● Work required: The entries below need to be written out exactly, with no pictures included.

● Interface dataset entries:
[Start of section]
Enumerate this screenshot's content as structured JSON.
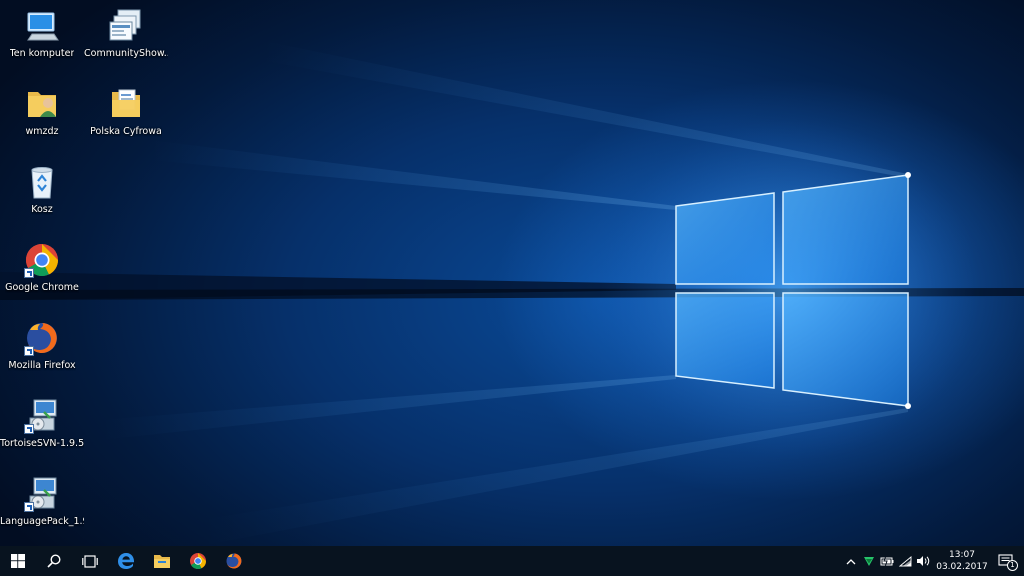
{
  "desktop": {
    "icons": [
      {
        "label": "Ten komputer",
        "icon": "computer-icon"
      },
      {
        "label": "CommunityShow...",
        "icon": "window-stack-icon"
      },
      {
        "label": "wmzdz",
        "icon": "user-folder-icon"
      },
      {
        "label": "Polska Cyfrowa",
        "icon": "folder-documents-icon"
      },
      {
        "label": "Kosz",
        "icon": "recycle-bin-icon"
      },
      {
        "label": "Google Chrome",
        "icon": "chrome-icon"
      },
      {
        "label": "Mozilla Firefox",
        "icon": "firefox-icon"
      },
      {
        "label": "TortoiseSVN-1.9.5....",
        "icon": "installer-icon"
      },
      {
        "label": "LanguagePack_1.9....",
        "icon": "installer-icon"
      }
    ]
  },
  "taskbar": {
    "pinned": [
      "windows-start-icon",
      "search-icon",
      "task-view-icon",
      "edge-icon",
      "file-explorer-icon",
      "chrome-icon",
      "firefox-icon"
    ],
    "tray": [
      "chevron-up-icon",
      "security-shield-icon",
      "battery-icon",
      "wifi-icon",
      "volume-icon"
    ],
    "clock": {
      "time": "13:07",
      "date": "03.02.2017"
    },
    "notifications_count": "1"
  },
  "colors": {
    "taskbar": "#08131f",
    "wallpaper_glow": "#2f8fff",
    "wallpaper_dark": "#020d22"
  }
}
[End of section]
● Task answer:
Enumerate this screenshot's content as structured JSON.
{
  "desktop": {
    "icons": [
      {
        "label": "Ten komputer",
        "icon": "computer-icon"
      },
      {
        "label": "CommunityShow...",
        "icon": "window-stack-icon"
      },
      {
        "label": "wmzdz",
        "icon": "user-folder-icon"
      },
      {
        "label": "Polska Cyfrowa",
        "icon": "folder-documents-icon"
      },
      {
        "label": "Kosz",
        "icon": "recycle-bin-icon"
      },
      {
        "label": "Google Chrome",
        "icon": "chrome-icon"
      },
      {
        "label": "Mozilla Firefox",
        "icon": "firefox-icon"
      },
      {
        "label": "TortoiseSVN-1.9.5....",
        "icon": "installer-icon"
      },
      {
        "label": "LanguagePack_1.9....",
        "icon": "installer-icon"
      }
    ]
  },
  "taskbar": {
    "pinned": [
      "windows-start-icon",
      "search-icon",
      "task-view-icon",
      "edge-icon",
      "file-explorer-icon",
      "chrome-icon",
      "firefox-icon"
    ],
    "tray": [
      "chevron-up-icon",
      "security-shield-icon",
      "battery-icon",
      "wifi-icon",
      "volume-icon"
    ],
    "clock": {
      "time": "13:07",
      "date": "03.02.2017"
    },
    "notifications_count": "1"
  },
  "colors": {
    "taskbar": "#08131f",
    "wallpaper_glow": "#2f8fff",
    "wallpaper_dark": "#020d22"
  }
}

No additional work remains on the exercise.